### [Information given]
------------------------------------
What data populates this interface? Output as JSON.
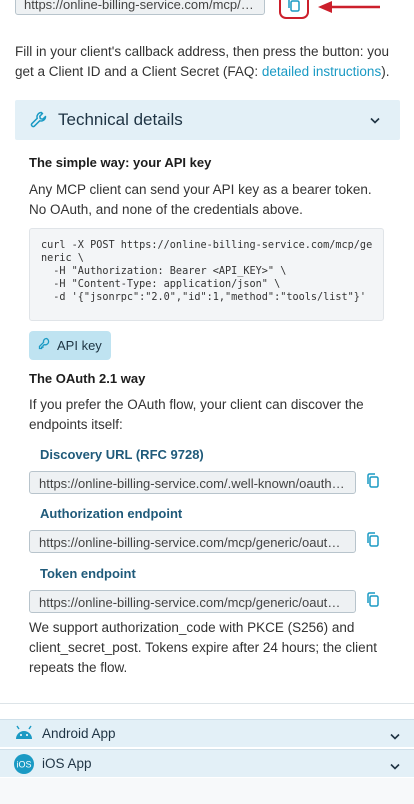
{
  "top": {
    "url_value": "https://online-billing-service.com/mcp/generic"
  },
  "intro": {
    "text_before": "Fill in your client's callback address, then press the button: you get a Client ID and a Client Secret (FAQ: ",
    "link_text": "detailed instructions",
    "text_after": ")."
  },
  "tech": {
    "title": "Technical details"
  },
  "simple": {
    "heading": "The simple way: your API key",
    "body": "Any MCP client can send your API key as a bearer token. No OAuth, and none of the credentials above.",
    "code": "curl -X POST https://online-billing-service.com/mcp/ge\nneric \\\n  -H \"Authorization: Bearer <API_KEY>\" \\\n  -H \"Content-Type: application/json\" \\\n  -d '{\"jsonrpc\":\"2.0\",\"id\":1,\"method\":\"tools/list\"}'",
    "api_key_button": "API key"
  },
  "oauth": {
    "heading": "The OAuth 2.1 way",
    "body": "If you prefer the OAuth flow, your client can discover the endpoints itself:",
    "endpoints": [
      {
        "label": "Discovery URL (RFC 9728)",
        "value": "https://online-billing-service.com/.well-known/oauth-protected-resource"
      },
      {
        "label": "Authorization endpoint",
        "value": "https://online-billing-service.com/mcp/generic/oauth/authorize"
      },
      {
        "label": "Token endpoint",
        "value": "https://online-billing-service.com/mcp/generic/oauth/token"
      }
    ],
    "footer": "We support authorization_code with PKCE (S256) and client_secret_post. Tokens expire after 24 hours; the client repeats the flow."
  },
  "apps": {
    "android": "Android App",
    "ios": "iOS App",
    "ios_badge": "iOS"
  },
  "colors": {
    "accent": "#1a9ac4",
    "highlight_red": "#cc1f2b",
    "header_bg": "#e3f0f7"
  }
}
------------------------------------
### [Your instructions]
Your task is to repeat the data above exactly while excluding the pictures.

### [Answer to this exercise]
What data populates this interface? Output as JSON.
{
  "top": {
    "url_value": "https://online-billing-service.com/mcp/generic"
  },
  "intro": {
    "text_before": "Fill in your client's callback address, then press the button: you get a Client ID and a Client Secret (FAQ: ",
    "link_text": "detailed instructions",
    "text_after": ")."
  },
  "tech": {
    "title": "Technical details"
  },
  "simple": {
    "heading": "The simple way: your API key",
    "body": "Any MCP client can send your API key as a bearer token. No OAuth, and none of the credentials above.",
    "code": "curl -X POST https://online-billing-service.com/mcp/ge\nneric \\\n  -H \"Authorization: Bearer <API_KEY>\" \\\n  -H \"Content-Type: application/json\" \\\n  -d '{\"jsonrpc\":\"2.0\",\"id\":1,\"method\":\"tools/list\"}'",
    "api_key_button": "API key"
  },
  "oauth": {
    "heading": "The OAuth 2.1 way",
    "body": "If you prefer the OAuth flow, your client can discover the endpoints itself:",
    "endpoints": [
      {
        "label": "Discovery URL (RFC 9728)",
        "value": "https://online-billing-service.com/.well-known/oauth-protected-resource"
      },
      {
        "label": "Authorization endpoint",
        "value": "https://online-billing-service.com/mcp/generic/oauth/authorize"
      },
      {
        "label": "Token endpoint",
        "value": "https://online-billing-service.com/mcp/generic/oauth/token"
      }
    ],
    "footer": "We support authorization_code with PKCE (S256) and client_secret_post. Tokens expire after 24 hours; the client repeats the flow."
  },
  "apps": {
    "android": "Android App",
    "ios": "iOS App",
    "ios_badge": "iOS"
  },
  "colors": {
    "accent": "#1a9ac4",
    "highlight_red": "#cc1f2b",
    "header_bg": "#e3f0f7"
  }
}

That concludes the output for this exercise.